■ Component data from apps and pages:
--- --- ---

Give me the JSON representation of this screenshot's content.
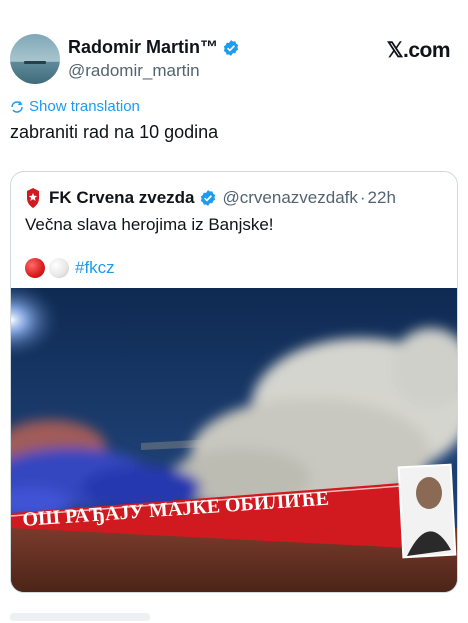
{
  "tweet": {
    "author_name": "Radomir Martin™",
    "author_handle": "@radomir_martin",
    "brand": "𝕏.com",
    "translate_label": "Show translation",
    "text": "zabraniti rad na 10 godina"
  },
  "quoted": {
    "author_name": "FK Crvena zvezda",
    "author_handle": "@crvenazvezdafk",
    "separator": "·",
    "time": "22h",
    "text": "Večna slava herojima iz Banjske!",
    "hashtag": "#fkcz",
    "banner_text": "ОШ РАЂАЈУ МАЈКЕ ОБИЛИЋЕ"
  },
  "colors": {
    "link_blue": "#1d9bf0",
    "muted_gray": "#536471",
    "border": "#cfd9de",
    "banner_red": "#d11a1f"
  },
  "icons": [
    "verified-badge-icon",
    "translate-icon",
    "club-crest-icon",
    "red-circle-emoji",
    "white-circle-emoji"
  ]
}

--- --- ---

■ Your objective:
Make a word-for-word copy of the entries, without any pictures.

■ Task result:
Give me the JSON representation of this screenshot's content.
{
  "tweet": {
    "author_name": "Radomir Martin™",
    "author_handle": "@radomir_martin",
    "brand": "𝕏.com",
    "translate_label": "Show translation",
    "text": "zabraniti rad na 10 godina"
  },
  "quoted": {
    "author_name": "FK Crvena zvezda",
    "author_handle": "@crvenazvezdafk",
    "separator": "·",
    "time": "22h",
    "text": "Večna slava herojima iz Banjske!",
    "hashtag": "#fkcz",
    "banner_text": "ОШ РАЂАЈУ МАЈКЕ ОБИЛИЋЕ"
  },
  "colors": {
    "link_blue": "#1d9bf0",
    "muted_gray": "#536471",
    "border": "#cfd9de",
    "banner_red": "#d11a1f"
  },
  "icons": [
    "verified-badge-icon",
    "translate-icon",
    "club-crest-icon",
    "red-circle-emoji",
    "white-circle-emoji"
  ]
}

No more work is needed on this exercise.